- WHAT YOU HAVE TO DO -
The answer must consist of each line below that contains the word "настройки", copied in full.

(Records from a data source)
--- START ---
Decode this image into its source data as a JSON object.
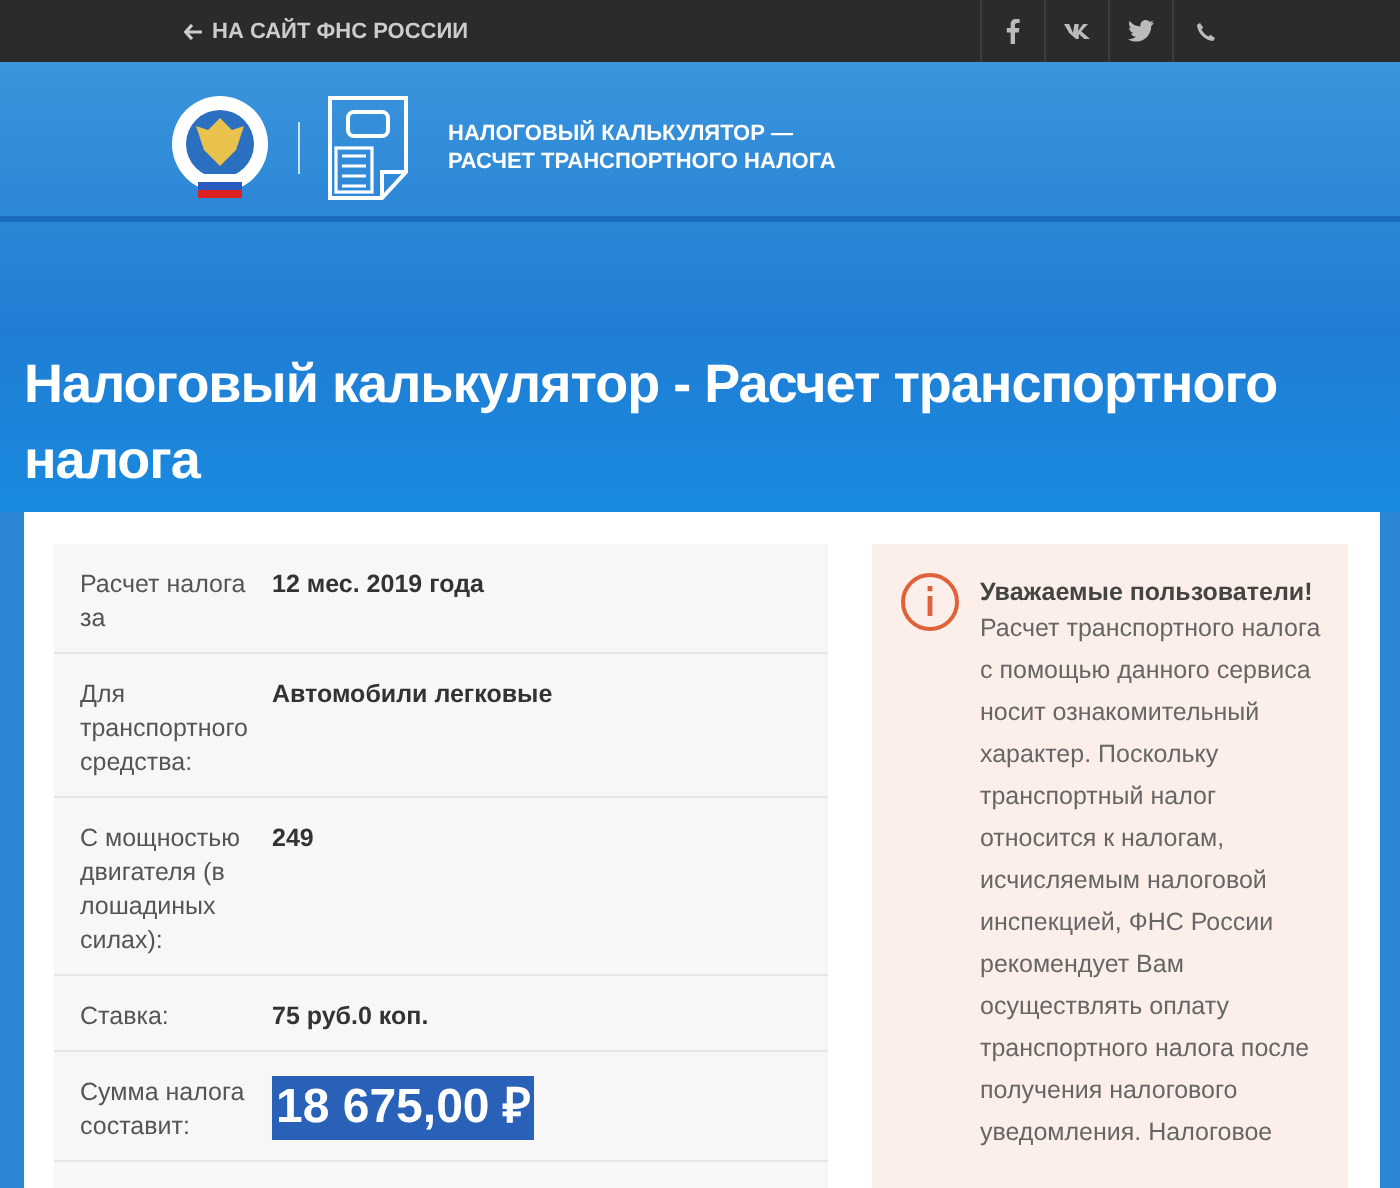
{
  "top_bar": {
    "back_link": "НА САЙТ ФНС РОССИИ"
  },
  "header": {
    "title_lines": [
      "НАЛОГОВЫЙ КАЛЬКУЛЯТОР —",
      "РАСЧЕТ ТРАНСПОРТНОГО НАЛОГА"
    ]
  },
  "page_title": "Налоговый калькулятор - Расчет транспортного налога",
  "results": [
    {
      "kind": "plain",
      "label": "Расчет налога за",
      "value": "12 мес. 2019 года"
    },
    {
      "kind": "plain",
      "label": "Для транспортного средства:",
      "value": "Автомобили легковые"
    },
    {
      "kind": "plain",
      "label": "С мощностью двигателя (в лошадиных силах):",
      "value": "249"
    },
    {
      "kind": "plain",
      "label": "Ставка:",
      "value": "75 руб.0 коп."
    },
    {
      "kind": "total",
      "label": "Сумма налога составит:",
      "value": "18 675,00 ₽"
    }
  ],
  "notice": {
    "title": "Уважаемые пользователи!",
    "text": "Расчет транспортного налога с помощью данного сервиса носит ознакомительный характер. Поскольку транспортный налог относится к налогам, исчисляемым налоговой инспекцией, ФНС России рекомендует Вам осуществлять оплату транспортного налога после получения налогового уведомления. Налоговое"
  }
}
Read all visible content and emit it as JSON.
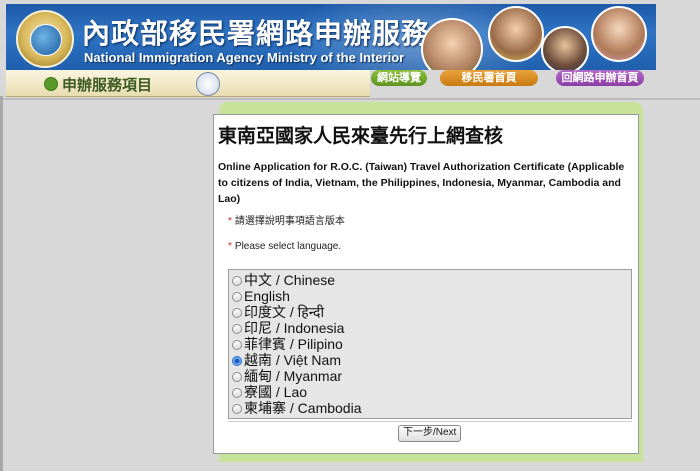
{
  "header": {
    "title_zh": "內政部移民署網路申辦服務",
    "title_en": "National Immigration Agency Ministry of the Interior",
    "nav": [
      {
        "label": "網站導覽"
      },
      {
        "label": "移民署首頁"
      },
      {
        "label": "回網路申辦首頁"
      }
    ],
    "section_label": "申辦服務項目"
  },
  "form": {
    "title": "東南亞國家人民來臺先行上網查核",
    "subtitle": "Online Application for R.O.C. (Taiwan) Travel Authorization Certificate (Applicable to citizens of India, Vietnam, the Philippines, Indonesia, Myanmar, Cambodia and Lao)",
    "required_mark": "*",
    "note_zh": "請選擇說明事項語言版本",
    "note_en": "Please select language.",
    "languages": [
      {
        "label": "中文 / Chinese",
        "checked": false
      },
      {
        "label": "English",
        "checked": false
      },
      {
        "label": "印度文 / हिन्दी",
        "checked": false
      },
      {
        "label": "印尼 / Indonesia",
        "checked": false
      },
      {
        "label": "菲律賓 / Pilipino",
        "checked": false
      },
      {
        "label": "越南 / Việt Nam",
        "checked": true
      },
      {
        "label": "緬甸 / Myanmar",
        "checked": false
      },
      {
        "label": "寮國 / Lao",
        "checked": false
      },
      {
        "label": "柬埔寨 / Cambodia",
        "checked": false
      }
    ],
    "next_button": "下一步/Next"
  }
}
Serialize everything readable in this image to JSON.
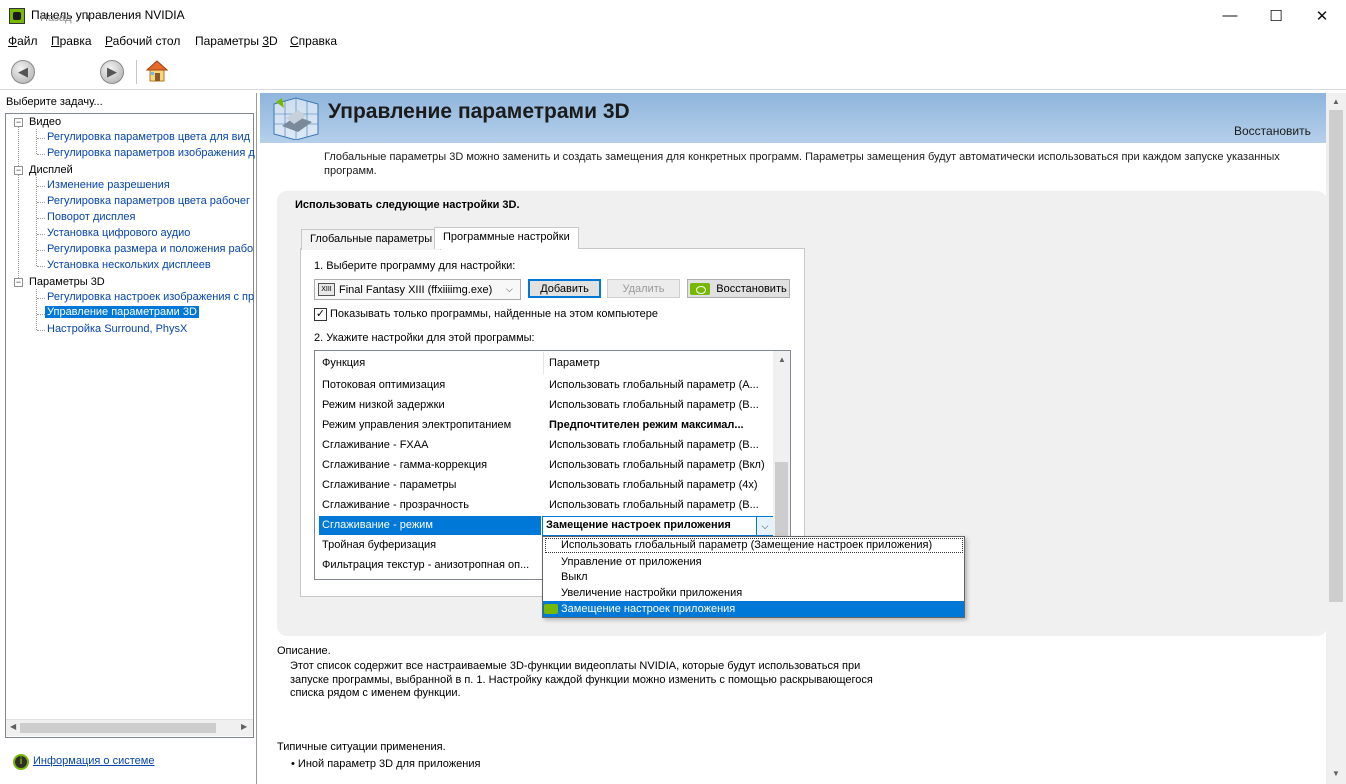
{
  "window": {
    "title": "Панель управления NVIDIA",
    "minimize": "—",
    "maximize": "☐",
    "close": "✕"
  },
  "menu": [
    {
      "label": "Файл",
      "u": "Ф",
      "rest": "айл"
    },
    {
      "label": "Правка",
      "u": "П",
      "rest": "равка"
    },
    {
      "label": "Рабочий стол",
      "u": "Р",
      "rest": "абочий стол"
    },
    {
      "label": "Параметры 3D",
      "u_prefix": "Параметры ",
      "u": "3",
      "rest": "D"
    },
    {
      "label": "Справка",
      "u": "С",
      "rest": "правка"
    }
  ],
  "toolbar": {
    "back_label": "Назад",
    "back_icon": "arrow-left-icon",
    "forward_icon": "arrow-right-icon",
    "home_icon": "home-icon"
  },
  "left": {
    "header": "Выберите задачу...",
    "tree": [
      {
        "category": "Видео",
        "items": [
          "Регулировка параметров цвета для вид",
          "Регулировка параметров изображения д"
        ]
      },
      {
        "category": "Дисплей",
        "items": [
          "Изменение разрешения",
          "Регулировка параметров цвета рабочег",
          "Поворот дисплея",
          "Установка цифрового аудио",
          "Регулировка размера и положения рабо",
          "Установка нескольких дисплеев"
        ]
      },
      {
        "category": "Параметры 3D",
        "items": [
          "Регулировка настроек изображения с пр",
          "Управление параметрами 3D",
          "Настройка Surround, PhysX"
        ]
      }
    ],
    "selected_item": "Управление параметрами 3D",
    "system_info": "Информация о системе"
  },
  "main": {
    "title": "Управление параметрами 3D",
    "restore": "Восстановить",
    "intro": "Глобальные параметры 3D можно заменить и создать замещения для конкретных программ. Параметры замещения будут автоматически использоваться при каждом запуске указанных программ.",
    "settings_title": "Использовать следующие настройки 3D.",
    "tabs": [
      "Глобальные параметры",
      "Программные настройки"
    ],
    "active_tab": "Программные настройки",
    "step1": "1. Выберите программу для настройки:",
    "program_selected": "Final Fantasy XIII (ffxiiiimg.exe)",
    "program_icon_text": "XIII",
    "add_button": "Добавить",
    "remove_button": "Удалить",
    "restore_button": "Восстановить",
    "show_only_checked": true,
    "show_only_label": "Показывать только программы, найденные на этом компьютере",
    "step2": "2. Укажите настройки для этой программы:",
    "columns": [
      "Функция",
      "Параметр"
    ],
    "rows": [
      {
        "func": "Потоковая оптимизация",
        "param": "Использовать глобальный параметр (А..."
      },
      {
        "func": "Режим низкой задержки",
        "param": "Использовать глобальный параметр (В..."
      },
      {
        "func": "Режим управления электропитанием",
        "param": "Предпочтителен режим максимал...",
        "bold": true
      },
      {
        "func": "Сглаживание - FXAA",
        "param": "Использовать глобальный параметр (В..."
      },
      {
        "func": "Сглаживание - гамма-коррекция",
        "param": "Использовать глобальный параметр (Вкл)"
      },
      {
        "func": "Сглаживание - параметры",
        "param": "Использовать глобальный параметр (4x)"
      },
      {
        "func": "Сглаживание - прозрачность",
        "param": "Использовать глобальный параметр (В..."
      },
      {
        "func": "Сглаживание - режим",
        "param": "Замещение настроек приложения",
        "bold": true,
        "selected": true
      },
      {
        "func": "Тройная буферизация",
        "param": ""
      },
      {
        "func": "Фильтрация текстур - анизотропная оп...",
        "param": ""
      }
    ],
    "dropdown_options": [
      "Использовать глобальный параметр (Замещение настроек приложения)",
      "Управление от приложения",
      "Выкл",
      "Увеличение настройки приложения",
      "Замещение настроек приложения"
    ],
    "dropdown_selected": "Замещение настроек приложения",
    "description_label": "Описание.",
    "description": "Этот список содержит все настраиваемые 3D-функции видеоплаты NVIDIA, которые будут использоваться при запуске программы, выбранной в п. 1. Настройку каждой функции можно изменить с помощью раскрывающегося списка рядом с именем функции.",
    "usage_label": "Типичные ситуации применения.",
    "usage_items": [
      "Иной параметр 3D для приложения"
    ]
  }
}
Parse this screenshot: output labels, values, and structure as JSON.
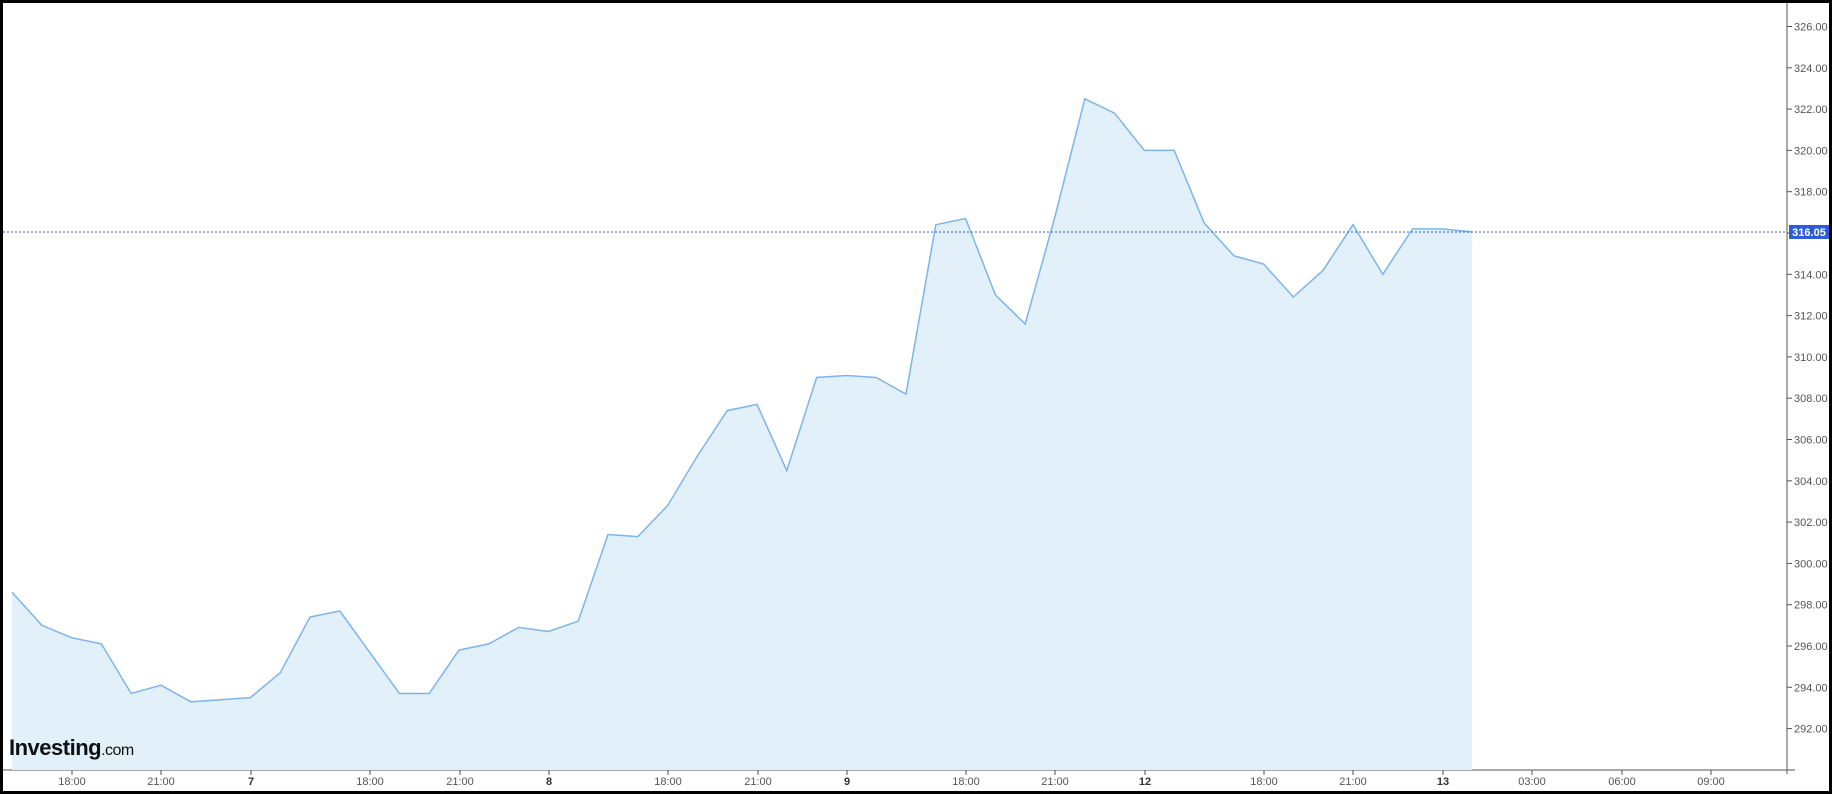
{
  "logo": {
    "main": "Investing",
    "suffix": ".com"
  },
  "colors": {
    "line": "#7cb5ec",
    "area": "#e1f0f9",
    "current_price_line": "#2e5bd6",
    "price_tag_bg": "#2e5bd6",
    "axis": "#555555",
    "frame": "#000000"
  },
  "chart_data": {
    "type": "area",
    "title": "",
    "xlabel": "",
    "ylabel": "",
    "ylim": [
      290,
      327
    ],
    "y_ticks": [
      "292.00",
      "294.00",
      "296.00",
      "298.00",
      "300.00",
      "302.00",
      "304.00",
      "306.00",
      "308.00",
      "310.00",
      "312.00",
      "314.00",
      "316.00",
      "318.00",
      "320.00",
      "322.00",
      "324.00",
      "326.00"
    ],
    "x_ticks": [
      {
        "label": "18:00",
        "bold": false
      },
      {
        "label": "21:00",
        "bold": false
      },
      {
        "label": "7",
        "bold": true
      },
      {
        "label": "18:00",
        "bold": false
      },
      {
        "label": "21:00",
        "bold": false
      },
      {
        "label": "8",
        "bold": true
      },
      {
        "label": "18:00",
        "bold": false
      },
      {
        "label": "21:00",
        "bold": false
      },
      {
        "label": "9",
        "bold": true
      },
      {
        "label": "18:00",
        "bold": false
      },
      {
        "label": "21:00",
        "bold": false
      },
      {
        "label": "12",
        "bold": true
      },
      {
        "label": "18:00",
        "bold": false
      },
      {
        "label": "21:00",
        "bold": false
      },
      {
        "label": "13",
        "bold": true
      },
      {
        "label": "03:00",
        "bold": false
      },
      {
        "label": "06:00",
        "bold": false
      },
      {
        "label": "09:00",
        "bold": false
      }
    ],
    "current_price": 316.05,
    "current_price_label": "316.05",
    "series": [
      {
        "values": [
          298.6,
          297.0,
          296.4,
          296.1,
          293.7,
          294.1,
          293.3,
          293.4,
          293.5,
          294.7,
          297.4,
          297.7,
          295.7,
          293.7,
          293.7,
          295.8,
          296.1,
          296.9,
          296.7,
          297.2,
          301.4,
          301.3,
          302.8,
          305.2,
          307.4,
          307.7,
          304.5,
          309.0,
          309.1,
          309.0,
          308.2,
          316.4,
          316.7,
          313.0,
          311.6,
          316.8,
          322.5,
          321.8,
          320.0,
          320.0,
          316.5,
          314.9,
          314.5,
          312.9,
          314.2,
          316.4,
          314.0,
          316.2,
          316.2,
          316.05
        ]
      }
    ]
  }
}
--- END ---
- RESULT -
    "settings_title": "Использовать следующие настройки 3D.",
      "Программные настройки"
    "active_tab": "Программные настройки",
    "step1": "1. Выберите программу для настройки:",
    "step2": "2. Укажите настройки для этой программы:",
      "Увеличение настройки приложения",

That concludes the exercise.